On the other hand, the Vegetables Rolls with Portuguese Sauce (HKD38) were surprisingly unimpressive. The picture in the menu looked attractive but the rolls themselves were soggy, stuffed with an indistinct array of vegetables, and topped with a sauce that hinted at a curry taste but was too thin, too peppery and simply not very good.
Similarly, the new Shrimp Tofu Roll (HKD50) seemed to be an update on the more traditional shrimp stuffed in tofu skin, which had previously been available on the menu and is something of a dim sum staple. The problem with this new iteration was that the tofu exterior was too thin and/or fried too long, so that it tasted mainly of oil. The dish also added a piece of seaweed wrapper around the center of the roll which didn’t do much to improve the look or taste of the dish.

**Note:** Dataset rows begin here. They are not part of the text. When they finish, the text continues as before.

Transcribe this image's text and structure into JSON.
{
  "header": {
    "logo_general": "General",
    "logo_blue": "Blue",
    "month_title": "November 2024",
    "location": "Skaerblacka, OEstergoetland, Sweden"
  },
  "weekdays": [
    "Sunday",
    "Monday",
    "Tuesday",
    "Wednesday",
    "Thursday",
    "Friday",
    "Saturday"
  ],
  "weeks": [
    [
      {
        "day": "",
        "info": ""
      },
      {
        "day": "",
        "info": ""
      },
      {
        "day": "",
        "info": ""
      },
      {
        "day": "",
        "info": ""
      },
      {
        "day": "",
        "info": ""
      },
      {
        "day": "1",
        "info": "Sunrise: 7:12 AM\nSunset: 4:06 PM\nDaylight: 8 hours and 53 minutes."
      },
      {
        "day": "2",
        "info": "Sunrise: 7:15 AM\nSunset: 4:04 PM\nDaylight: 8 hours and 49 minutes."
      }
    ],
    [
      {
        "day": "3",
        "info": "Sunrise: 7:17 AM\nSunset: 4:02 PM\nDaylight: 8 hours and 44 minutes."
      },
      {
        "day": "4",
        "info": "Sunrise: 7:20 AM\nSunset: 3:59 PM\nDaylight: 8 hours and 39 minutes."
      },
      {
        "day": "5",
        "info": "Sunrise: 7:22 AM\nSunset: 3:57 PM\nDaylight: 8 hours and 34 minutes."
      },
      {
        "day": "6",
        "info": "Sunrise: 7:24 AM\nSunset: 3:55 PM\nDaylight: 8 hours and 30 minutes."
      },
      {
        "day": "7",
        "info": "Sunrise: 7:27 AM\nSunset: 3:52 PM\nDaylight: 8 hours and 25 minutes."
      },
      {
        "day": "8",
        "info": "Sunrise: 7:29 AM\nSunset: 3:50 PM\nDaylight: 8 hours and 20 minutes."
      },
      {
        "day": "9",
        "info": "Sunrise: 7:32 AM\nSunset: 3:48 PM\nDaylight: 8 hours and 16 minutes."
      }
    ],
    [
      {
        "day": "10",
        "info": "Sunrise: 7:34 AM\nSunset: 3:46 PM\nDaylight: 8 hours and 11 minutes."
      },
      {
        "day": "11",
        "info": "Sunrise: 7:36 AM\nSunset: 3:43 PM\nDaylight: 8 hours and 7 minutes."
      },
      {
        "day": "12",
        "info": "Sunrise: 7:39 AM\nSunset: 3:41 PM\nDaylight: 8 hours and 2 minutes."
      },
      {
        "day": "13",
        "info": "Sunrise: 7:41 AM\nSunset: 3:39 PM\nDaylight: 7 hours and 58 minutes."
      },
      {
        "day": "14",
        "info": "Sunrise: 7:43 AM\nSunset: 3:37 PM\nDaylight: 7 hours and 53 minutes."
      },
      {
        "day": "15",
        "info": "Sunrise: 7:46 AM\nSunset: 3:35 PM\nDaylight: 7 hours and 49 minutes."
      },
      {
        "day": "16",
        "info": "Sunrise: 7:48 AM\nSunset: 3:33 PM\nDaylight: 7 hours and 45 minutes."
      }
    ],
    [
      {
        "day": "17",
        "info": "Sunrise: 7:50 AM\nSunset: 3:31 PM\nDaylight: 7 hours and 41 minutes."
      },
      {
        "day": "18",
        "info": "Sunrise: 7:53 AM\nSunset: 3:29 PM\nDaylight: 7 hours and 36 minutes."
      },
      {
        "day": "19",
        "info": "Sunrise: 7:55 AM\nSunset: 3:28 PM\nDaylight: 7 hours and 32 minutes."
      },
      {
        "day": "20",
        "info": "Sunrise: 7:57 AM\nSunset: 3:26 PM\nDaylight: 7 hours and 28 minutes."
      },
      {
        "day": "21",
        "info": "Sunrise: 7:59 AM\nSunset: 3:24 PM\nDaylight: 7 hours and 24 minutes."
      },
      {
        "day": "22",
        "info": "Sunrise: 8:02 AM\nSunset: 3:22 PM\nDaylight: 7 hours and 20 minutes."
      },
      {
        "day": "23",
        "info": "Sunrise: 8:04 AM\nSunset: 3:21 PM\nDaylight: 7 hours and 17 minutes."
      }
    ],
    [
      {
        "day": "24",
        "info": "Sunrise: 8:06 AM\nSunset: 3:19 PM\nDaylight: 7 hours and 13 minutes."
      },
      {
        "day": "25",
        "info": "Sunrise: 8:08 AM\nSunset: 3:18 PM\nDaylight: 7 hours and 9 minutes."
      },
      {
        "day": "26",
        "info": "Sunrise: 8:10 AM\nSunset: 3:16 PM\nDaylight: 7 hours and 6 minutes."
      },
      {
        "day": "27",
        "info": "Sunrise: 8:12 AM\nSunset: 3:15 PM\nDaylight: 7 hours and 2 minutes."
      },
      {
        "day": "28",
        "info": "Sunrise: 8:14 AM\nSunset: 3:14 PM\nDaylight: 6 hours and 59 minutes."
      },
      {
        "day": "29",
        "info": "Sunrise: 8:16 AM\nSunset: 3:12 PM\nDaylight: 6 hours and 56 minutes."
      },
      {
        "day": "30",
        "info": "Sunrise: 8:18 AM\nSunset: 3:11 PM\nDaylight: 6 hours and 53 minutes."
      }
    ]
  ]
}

All of that said, I have no doubt I will continue to return to Happy Valley Dim Sum and continue to list it on my dim sum favourites. It’s a great place to have traditional dim sum prepared with good quality ingredients in a pleasant setting so that you don’t feel that you’re compromising on either flavour or atmosphere. It’s my go-to place for dim sum for both out-of-town foodies and vegetarians and, unlike most dim sum restaurants, you can even order it in the evening. I would only encourage the owners not to feel the need to further abandon the menu that has served them so well for so many years.